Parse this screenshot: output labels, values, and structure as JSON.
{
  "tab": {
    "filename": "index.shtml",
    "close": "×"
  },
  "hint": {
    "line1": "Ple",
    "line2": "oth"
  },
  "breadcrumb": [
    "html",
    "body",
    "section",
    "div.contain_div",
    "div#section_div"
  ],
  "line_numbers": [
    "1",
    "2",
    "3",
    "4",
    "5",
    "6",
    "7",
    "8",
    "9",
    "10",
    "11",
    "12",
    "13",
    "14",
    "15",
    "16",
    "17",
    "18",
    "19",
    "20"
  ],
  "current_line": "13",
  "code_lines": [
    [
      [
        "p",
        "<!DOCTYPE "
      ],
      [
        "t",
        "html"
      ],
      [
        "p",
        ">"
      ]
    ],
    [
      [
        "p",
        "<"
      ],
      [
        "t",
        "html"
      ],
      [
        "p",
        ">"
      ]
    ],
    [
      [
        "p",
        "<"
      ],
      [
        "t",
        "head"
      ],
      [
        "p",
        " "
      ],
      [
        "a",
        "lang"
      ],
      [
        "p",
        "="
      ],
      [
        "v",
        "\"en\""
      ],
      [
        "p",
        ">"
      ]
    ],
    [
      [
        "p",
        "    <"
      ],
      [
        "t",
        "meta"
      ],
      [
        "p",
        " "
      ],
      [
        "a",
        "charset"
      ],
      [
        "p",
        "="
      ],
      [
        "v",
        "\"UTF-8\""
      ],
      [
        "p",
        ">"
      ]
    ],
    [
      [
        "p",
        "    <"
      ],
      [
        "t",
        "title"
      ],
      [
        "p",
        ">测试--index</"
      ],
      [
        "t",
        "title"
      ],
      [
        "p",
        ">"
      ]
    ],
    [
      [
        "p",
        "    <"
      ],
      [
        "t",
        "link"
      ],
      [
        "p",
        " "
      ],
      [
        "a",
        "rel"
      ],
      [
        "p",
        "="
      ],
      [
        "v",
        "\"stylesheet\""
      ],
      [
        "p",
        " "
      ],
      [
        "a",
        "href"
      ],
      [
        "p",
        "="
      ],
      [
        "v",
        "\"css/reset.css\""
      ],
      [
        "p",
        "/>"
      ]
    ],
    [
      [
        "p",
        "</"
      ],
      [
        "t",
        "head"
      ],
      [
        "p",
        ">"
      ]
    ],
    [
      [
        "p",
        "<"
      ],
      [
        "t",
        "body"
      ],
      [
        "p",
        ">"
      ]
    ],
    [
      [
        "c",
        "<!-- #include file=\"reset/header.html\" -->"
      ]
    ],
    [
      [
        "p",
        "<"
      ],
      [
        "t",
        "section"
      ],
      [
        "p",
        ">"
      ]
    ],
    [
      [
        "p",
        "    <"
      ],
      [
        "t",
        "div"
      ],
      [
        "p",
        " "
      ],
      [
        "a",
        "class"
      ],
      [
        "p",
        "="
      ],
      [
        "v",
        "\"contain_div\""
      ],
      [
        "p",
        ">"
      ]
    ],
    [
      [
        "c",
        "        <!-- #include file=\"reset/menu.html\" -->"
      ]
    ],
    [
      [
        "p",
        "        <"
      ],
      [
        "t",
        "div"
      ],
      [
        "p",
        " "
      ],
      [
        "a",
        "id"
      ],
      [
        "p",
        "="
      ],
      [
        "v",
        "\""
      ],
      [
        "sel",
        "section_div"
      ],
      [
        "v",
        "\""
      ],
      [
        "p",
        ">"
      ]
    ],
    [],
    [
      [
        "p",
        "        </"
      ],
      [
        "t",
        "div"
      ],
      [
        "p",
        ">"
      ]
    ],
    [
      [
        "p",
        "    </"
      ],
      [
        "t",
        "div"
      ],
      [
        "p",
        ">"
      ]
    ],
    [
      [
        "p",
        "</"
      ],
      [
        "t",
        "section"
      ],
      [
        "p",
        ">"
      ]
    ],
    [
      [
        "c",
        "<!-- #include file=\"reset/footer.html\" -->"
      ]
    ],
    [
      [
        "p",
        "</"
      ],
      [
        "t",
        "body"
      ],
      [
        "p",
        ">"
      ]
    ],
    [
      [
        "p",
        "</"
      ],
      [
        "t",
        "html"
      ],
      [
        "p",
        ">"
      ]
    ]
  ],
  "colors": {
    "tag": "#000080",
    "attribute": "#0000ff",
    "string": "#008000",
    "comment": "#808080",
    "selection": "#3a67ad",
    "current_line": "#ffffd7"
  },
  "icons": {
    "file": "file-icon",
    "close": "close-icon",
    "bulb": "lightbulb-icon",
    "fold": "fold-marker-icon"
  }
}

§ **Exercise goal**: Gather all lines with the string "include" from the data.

§ **Result**:
        "<!-- #include file=\"reset/header.html\" -->"
        "        <!-- #include file=\"reset/menu.html\" -->"
        "<!-- #include file=\"reset/footer.html\" -->"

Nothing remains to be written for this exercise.